And so too was Addai equal, when pressure may have produced nerves, to Charlton’s deliveries in the closing stages. In a game where neither ‘keeper was able to really show the true extent of their qualities, his claim in stoppage-time from a testing Millar delivery was superb.
Fitting, therefore, that it was he and his centre-backs who responded most passionately to the blowing of the full-time whistle. Their defiance throughout the game, in the face of constant Charlton pressure, as important as Coventry’s two early strikes in the Sky Blues winning this tie.
Or at least responded most passionately in celebration, for it was apparent that this defeat was an understandably tough one to take for the Addicks. The Steel Park pitch momentarily replicating a battleground, with the troops in blue marching forward beyond those in red that they had just knocked out.
For their fight and effort, Coventry deserved victory. For their early sloppiness, Charlton’s sense of injustice was partially limited. But for their fight and effort, you could not help but feel that the Addicks did not deserve to be enduring this feeling.
In the immediate aftermath, taking positives from such a defeat will be near impossible for the broken young men in Charlton’s side.
But hopefully it will be a defeat that will barely be remembered, at least not in comparison to some of the individuals who played in it. There is certainly promise among this group, irrespective of their defeat.
Konsa, after starting in relatively uncertain fashion, showed the composure and resolve that has seen him called into the first team. Lapslie probably covered more ground than anyone else, never backed out of a tackle, and passed sensibly, while Bone was very, very composed, especially in such a frantic game. Anderson giving more energy than some of Charlton’s first-team forwards have all season, and desperately not to be rewarded with a goal.
Collectively, you do hope they bounce back from this heartbreak, and look to make amends in the league. Efforts like tonight, and they surely will.

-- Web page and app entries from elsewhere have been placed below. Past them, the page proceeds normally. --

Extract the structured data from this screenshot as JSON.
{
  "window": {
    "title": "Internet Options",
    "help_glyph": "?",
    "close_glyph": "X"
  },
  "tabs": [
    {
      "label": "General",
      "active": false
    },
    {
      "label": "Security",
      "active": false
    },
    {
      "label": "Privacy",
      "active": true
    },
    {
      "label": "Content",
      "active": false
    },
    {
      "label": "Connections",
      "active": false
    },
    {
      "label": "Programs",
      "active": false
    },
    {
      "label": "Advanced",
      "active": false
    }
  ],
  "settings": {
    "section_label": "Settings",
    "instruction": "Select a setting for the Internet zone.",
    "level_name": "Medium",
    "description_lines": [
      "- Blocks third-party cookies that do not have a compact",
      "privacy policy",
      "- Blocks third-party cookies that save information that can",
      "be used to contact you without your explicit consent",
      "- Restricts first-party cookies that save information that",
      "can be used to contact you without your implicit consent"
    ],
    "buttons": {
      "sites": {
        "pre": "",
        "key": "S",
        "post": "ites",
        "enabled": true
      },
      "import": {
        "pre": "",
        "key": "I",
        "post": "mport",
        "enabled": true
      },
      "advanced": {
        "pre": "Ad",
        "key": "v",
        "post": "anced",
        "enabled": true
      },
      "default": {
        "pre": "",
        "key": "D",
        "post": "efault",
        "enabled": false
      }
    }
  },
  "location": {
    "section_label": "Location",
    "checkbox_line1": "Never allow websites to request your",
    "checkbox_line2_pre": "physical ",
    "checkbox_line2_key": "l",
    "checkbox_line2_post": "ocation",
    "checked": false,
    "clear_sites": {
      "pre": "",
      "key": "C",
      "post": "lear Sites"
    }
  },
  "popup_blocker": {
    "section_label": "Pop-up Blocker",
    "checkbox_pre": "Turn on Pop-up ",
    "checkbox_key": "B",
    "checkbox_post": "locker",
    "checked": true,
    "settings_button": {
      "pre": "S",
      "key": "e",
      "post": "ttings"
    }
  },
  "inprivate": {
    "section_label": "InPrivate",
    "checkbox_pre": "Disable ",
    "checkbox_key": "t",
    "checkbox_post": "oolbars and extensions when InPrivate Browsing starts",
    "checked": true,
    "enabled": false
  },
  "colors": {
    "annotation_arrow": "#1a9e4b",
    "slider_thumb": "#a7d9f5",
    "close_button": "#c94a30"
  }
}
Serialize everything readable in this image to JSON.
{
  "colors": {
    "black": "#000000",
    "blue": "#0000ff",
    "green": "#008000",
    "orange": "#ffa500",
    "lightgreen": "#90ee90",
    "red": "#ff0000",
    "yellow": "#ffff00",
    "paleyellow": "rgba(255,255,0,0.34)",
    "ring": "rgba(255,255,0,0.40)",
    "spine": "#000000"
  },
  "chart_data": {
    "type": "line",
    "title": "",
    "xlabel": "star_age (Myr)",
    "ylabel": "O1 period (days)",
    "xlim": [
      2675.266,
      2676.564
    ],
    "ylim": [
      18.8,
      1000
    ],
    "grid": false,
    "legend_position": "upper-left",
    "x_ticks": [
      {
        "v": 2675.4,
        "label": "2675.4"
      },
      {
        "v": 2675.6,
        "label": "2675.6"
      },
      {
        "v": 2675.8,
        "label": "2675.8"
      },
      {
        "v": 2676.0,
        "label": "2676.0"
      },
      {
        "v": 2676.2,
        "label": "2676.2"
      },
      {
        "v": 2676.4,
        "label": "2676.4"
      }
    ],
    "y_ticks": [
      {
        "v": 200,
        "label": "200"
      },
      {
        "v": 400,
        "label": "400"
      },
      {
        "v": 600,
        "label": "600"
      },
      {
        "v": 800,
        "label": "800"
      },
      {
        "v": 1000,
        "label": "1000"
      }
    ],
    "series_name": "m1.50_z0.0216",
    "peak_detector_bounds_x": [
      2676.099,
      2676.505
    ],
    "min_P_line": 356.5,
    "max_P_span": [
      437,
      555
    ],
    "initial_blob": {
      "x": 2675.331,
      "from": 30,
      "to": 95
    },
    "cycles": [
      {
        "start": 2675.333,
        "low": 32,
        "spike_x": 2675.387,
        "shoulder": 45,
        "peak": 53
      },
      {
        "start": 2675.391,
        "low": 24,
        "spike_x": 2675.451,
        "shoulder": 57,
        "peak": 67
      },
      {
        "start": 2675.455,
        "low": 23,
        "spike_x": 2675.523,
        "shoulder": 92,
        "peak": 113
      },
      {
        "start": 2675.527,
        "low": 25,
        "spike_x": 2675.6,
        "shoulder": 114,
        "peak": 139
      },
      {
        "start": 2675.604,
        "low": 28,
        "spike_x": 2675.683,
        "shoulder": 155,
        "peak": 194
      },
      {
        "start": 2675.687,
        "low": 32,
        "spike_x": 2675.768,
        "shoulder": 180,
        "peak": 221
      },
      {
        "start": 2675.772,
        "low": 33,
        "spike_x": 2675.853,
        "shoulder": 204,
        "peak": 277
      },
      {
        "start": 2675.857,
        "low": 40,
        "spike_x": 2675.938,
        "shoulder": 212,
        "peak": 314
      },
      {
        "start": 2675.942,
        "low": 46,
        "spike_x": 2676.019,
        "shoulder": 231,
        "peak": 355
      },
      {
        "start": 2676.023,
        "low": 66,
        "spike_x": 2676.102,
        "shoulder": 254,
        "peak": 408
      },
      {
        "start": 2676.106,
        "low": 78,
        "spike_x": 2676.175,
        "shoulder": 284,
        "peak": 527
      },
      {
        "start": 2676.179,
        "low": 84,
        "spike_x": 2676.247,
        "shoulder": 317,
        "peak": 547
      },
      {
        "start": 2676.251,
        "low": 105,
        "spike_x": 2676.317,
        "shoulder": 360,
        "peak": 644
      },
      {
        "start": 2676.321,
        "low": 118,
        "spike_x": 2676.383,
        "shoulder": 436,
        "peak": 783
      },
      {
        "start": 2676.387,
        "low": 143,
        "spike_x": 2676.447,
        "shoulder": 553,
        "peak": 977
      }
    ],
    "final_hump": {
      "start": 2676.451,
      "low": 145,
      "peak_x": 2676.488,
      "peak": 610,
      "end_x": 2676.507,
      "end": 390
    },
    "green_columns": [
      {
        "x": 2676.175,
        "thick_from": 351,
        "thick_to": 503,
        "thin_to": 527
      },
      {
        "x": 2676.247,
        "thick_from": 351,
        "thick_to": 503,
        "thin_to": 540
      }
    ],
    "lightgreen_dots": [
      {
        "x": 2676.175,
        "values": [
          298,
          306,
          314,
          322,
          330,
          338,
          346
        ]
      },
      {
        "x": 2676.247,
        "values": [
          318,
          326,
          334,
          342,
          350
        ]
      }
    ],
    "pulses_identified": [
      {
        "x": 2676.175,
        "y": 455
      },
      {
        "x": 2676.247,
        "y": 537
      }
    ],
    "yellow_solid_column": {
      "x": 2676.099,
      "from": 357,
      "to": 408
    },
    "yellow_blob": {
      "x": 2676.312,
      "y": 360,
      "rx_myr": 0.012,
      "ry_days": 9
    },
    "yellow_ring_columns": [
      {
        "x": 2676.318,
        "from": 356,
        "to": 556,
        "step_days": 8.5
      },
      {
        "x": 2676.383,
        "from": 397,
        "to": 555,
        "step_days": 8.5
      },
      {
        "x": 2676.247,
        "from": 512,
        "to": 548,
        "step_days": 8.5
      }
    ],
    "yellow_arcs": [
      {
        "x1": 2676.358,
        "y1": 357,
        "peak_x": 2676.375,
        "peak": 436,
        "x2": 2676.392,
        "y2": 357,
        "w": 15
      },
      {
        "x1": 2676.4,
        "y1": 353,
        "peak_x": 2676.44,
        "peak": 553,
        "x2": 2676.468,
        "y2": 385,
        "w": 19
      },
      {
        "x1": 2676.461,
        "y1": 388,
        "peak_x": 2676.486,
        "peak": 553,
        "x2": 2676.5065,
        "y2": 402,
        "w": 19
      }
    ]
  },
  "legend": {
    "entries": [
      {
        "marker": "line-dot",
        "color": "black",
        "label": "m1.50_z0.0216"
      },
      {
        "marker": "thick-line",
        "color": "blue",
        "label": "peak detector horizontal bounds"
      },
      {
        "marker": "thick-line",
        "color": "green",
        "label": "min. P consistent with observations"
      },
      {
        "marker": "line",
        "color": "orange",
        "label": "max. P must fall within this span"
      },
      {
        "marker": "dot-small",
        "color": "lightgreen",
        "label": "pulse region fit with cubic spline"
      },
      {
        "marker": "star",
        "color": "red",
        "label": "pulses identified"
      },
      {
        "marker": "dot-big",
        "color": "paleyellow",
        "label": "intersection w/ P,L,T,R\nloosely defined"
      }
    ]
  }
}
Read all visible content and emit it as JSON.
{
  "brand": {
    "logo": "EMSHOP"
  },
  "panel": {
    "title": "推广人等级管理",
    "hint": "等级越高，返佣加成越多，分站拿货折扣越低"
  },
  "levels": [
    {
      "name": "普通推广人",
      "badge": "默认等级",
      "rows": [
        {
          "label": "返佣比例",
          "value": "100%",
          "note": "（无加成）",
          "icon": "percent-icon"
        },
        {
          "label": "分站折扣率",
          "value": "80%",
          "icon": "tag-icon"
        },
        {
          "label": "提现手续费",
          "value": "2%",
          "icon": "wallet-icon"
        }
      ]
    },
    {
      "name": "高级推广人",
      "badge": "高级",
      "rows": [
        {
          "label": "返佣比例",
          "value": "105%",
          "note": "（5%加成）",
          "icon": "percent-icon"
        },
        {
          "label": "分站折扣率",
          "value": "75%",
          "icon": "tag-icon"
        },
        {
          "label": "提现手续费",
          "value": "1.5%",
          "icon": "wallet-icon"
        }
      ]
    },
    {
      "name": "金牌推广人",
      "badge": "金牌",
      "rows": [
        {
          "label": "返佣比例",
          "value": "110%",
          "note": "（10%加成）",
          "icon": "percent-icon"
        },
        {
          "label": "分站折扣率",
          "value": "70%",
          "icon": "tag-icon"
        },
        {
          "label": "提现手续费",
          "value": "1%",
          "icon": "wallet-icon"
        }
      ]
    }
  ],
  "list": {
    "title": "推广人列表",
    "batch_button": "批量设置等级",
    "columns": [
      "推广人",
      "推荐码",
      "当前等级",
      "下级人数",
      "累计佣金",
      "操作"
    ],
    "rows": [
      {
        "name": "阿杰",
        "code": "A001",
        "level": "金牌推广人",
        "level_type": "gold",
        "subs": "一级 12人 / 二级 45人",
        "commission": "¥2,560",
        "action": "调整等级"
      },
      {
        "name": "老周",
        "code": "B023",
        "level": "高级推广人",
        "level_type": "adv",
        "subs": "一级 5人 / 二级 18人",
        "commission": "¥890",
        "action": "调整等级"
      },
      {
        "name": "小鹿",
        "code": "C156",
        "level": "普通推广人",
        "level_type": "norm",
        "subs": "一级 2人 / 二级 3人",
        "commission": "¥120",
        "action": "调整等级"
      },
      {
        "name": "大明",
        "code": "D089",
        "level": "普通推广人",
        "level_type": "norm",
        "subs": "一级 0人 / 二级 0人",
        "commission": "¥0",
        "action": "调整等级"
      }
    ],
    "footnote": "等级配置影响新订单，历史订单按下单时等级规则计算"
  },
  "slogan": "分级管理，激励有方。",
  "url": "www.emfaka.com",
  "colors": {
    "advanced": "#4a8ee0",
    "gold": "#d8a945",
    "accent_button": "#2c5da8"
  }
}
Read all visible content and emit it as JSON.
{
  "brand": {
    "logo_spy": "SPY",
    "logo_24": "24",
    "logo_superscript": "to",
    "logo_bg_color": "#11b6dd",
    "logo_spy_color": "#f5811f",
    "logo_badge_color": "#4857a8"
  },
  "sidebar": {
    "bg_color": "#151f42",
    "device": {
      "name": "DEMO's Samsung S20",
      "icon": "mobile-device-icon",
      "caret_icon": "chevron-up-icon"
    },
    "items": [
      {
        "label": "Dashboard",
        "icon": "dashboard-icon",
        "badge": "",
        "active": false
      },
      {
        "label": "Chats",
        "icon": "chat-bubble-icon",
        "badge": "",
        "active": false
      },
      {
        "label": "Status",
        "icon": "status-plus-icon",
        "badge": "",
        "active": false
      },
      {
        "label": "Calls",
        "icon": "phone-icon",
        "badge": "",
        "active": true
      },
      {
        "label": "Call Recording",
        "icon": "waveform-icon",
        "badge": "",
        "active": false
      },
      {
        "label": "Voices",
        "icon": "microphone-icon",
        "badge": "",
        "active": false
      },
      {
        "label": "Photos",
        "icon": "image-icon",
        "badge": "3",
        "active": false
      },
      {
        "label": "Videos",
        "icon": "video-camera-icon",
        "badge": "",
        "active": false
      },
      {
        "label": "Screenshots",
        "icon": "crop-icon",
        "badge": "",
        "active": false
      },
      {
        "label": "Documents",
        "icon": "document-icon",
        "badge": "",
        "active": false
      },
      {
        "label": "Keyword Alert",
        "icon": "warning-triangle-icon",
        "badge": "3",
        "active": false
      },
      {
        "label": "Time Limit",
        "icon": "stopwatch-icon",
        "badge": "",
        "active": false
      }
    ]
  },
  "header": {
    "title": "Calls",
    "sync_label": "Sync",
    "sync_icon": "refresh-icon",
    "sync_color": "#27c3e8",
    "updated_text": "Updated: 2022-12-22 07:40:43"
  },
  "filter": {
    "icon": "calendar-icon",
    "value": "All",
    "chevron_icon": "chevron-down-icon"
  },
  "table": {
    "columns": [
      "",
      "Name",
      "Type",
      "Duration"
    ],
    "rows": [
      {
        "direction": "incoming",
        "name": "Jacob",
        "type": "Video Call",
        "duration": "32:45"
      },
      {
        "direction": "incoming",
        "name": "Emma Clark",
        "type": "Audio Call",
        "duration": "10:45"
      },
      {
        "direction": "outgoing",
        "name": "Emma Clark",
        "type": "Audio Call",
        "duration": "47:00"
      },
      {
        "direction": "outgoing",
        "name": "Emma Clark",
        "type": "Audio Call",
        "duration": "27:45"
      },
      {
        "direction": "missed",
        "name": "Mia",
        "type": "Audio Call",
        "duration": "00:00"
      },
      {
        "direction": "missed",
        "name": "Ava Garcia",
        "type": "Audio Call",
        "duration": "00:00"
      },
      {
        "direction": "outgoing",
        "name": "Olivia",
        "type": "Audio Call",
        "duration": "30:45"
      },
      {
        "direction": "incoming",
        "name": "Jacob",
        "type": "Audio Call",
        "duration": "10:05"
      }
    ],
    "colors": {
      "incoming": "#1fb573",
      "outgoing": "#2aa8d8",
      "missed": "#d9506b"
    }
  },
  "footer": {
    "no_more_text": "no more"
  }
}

It would also be nice if they could inject their fight and desire into the first team, who seem to be overcome by adversity at times and unable to deal with testing circumstances. A really strong and committed group of lads.